* Task prompt
Word for word, write out all of the entries that follow.

Records from a collection

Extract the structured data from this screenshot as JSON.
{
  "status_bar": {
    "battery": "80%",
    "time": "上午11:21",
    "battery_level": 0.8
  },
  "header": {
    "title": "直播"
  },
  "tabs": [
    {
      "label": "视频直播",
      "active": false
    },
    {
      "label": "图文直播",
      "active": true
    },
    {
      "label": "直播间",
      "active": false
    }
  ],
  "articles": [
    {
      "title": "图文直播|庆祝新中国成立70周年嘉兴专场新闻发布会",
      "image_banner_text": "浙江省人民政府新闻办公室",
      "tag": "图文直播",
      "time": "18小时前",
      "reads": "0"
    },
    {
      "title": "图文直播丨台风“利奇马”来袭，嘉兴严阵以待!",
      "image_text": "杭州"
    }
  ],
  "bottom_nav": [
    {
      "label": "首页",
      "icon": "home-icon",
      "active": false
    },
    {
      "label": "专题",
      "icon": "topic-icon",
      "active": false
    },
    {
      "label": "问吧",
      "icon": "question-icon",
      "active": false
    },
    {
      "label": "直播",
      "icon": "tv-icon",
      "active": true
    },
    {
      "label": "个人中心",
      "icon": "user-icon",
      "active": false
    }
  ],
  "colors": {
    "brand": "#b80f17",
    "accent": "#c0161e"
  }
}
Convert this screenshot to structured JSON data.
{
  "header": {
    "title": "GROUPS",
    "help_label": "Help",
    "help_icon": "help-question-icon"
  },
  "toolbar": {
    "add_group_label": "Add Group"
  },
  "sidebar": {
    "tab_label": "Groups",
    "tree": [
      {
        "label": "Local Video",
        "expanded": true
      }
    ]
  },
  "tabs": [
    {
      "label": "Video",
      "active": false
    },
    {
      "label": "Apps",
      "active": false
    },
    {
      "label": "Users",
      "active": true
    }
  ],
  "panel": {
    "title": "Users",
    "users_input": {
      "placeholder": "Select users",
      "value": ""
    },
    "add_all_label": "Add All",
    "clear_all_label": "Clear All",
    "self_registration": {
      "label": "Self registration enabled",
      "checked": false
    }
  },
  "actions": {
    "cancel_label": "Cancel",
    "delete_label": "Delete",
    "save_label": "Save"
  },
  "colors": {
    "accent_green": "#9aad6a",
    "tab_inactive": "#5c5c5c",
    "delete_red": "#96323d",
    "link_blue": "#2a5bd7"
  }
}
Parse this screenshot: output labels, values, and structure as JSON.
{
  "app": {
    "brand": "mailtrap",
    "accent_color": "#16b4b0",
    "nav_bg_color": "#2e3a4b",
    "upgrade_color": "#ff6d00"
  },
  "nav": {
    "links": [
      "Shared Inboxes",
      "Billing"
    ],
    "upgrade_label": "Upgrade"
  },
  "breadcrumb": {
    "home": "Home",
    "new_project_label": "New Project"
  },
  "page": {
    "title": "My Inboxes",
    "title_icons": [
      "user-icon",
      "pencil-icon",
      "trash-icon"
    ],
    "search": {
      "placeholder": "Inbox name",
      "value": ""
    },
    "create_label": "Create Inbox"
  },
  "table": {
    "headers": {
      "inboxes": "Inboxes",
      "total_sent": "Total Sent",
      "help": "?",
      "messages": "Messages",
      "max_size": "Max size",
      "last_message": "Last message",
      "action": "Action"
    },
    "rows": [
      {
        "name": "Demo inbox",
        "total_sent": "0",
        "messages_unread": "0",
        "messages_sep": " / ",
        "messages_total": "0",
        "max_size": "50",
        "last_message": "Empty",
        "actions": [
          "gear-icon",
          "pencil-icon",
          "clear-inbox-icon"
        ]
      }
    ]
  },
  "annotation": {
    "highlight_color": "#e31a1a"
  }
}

* Answer to this exercise
Extract the structured data from this screenshot as JSON.
{
  "status_bar": {
    "battery": "80%",
    "time": "上午11:21",
    "battery_level": 0.8
  },
  "header": {
    "title": "直播"
  },
  "tabs": [
    {
      "label": "视频直播",
      "active": false
    },
    {
      "label": "图文直播",
      "active": true
    },
    {
      "label": "直播间",
      "active": false
    }
  ],
  "articles": [
    {
      "title": "图文直播|庆祝新中国成立70周年嘉兴专场新闻发布会",
      "image_banner_text": "浙江省人民政府新闻办公室",
      "tag": "图文直播",
      "time": "18小时前",
      "reads": "0"
    },
    {
      "title": "图文直播丨台风“利奇马”来袭，嘉兴严阵以待!",
      "image_text": "杭州"
    }
  ],
  "bottom_nav": [
    {
      "label": "首页",
      "icon": "home-icon",
      "active": false
    },
    {
      "label": "专题",
      "icon": "topic-icon",
      "active": false
    },
    {
      "label": "问吧",
      "icon": "question-icon",
      "active": false
    },
    {
      "label": "直播",
      "icon": "tv-icon",
      "active": true
    },
    {
      "label": "个人中心",
      "icon": "user-icon",
      "active": false
    }
  ],
  "colors": {
    "brand": "#b80f17",
    "accent": "#c0161e"
  }
}
Convert this screenshot to structured JSON data.
{
  "header": {
    "title": "GROUPS",
    "help_label": "Help",
    "help_icon": "help-question-icon"
  },
  "toolbar": {
    "add_group_label": "Add Group"
  },
  "sidebar": {
    "tab_label": "Groups",
    "tree": [
      {
        "label": "Local Video",
        "expanded": true
      }
    ]
  },
  "tabs": [
    {
      "label": "Video",
      "active": false
    },
    {
      "label": "Apps",
      "active": false
    },
    {
      "label": "Users",
      "active": true
    }
  ],
  "panel": {
    "title": "Users",
    "users_input": {
      "placeholder": "Select users",
      "value": ""
    },
    "add_all_label": "Add All",
    "clear_all_label": "Clear All",
    "self_registration": {
      "label": "Self registration enabled",
      "checked": false
    }
  },
  "actions": {
    "cancel_label": "Cancel",
    "delete_label": "Delete",
    "save_label": "Save"
  },
  "colors": {
    "accent_green": "#9aad6a",
    "tab_inactive": "#5c5c5c",
    "delete_red": "#96323d",
    "link_blue": "#2a5bd7"
  }
}
Parse this screenshot: output labels, values, and structure as JSON.
{
  "app": {
    "brand": "mailtrap",
    "accent_color": "#16b4b0",
    "nav_bg_color": "#2e3a4b",
    "upgrade_color": "#ff6d00"
  },
  "nav": {
    "links": [
      "Shared Inboxes",
      "Billing"
    ],
    "upgrade_label": "Upgrade"
  },
  "breadcrumb": {
    "home": "Home",
    "new_project_label": "New Project"
  },
  "page": {
    "title": "My Inboxes",
    "title_icons": [
      "user-icon",
      "pencil-icon",
      "trash-icon"
    ],
    "search": {
      "placeholder": "Inbox name",
      "value": ""
    },
    "create_label": "Create Inbox"
  },
  "table": {
    "headers": {
      "inboxes": "Inboxes",
      "total_sent": "Total Sent",
      "help": "?",
      "messages": "Messages",
      "max_size": "Max size",
      "last_message": "Last message",
      "action": "Action"
    },
    "rows": [
      {
        "name": "Demo inbox",
        "total_sent": "0",
        "messages_unread": "0",
        "messages_sep": " / ",
        "messages_total": "0",
        "max_size": "50",
        "last_message": "Empty",
        "actions": [
          "gear-icon",
          "pencil-icon",
          "clear-inbox-icon"
        ]
      }
    ]
  },
  "annotation": {
    "highlight_color": "#e31a1a"
  }
}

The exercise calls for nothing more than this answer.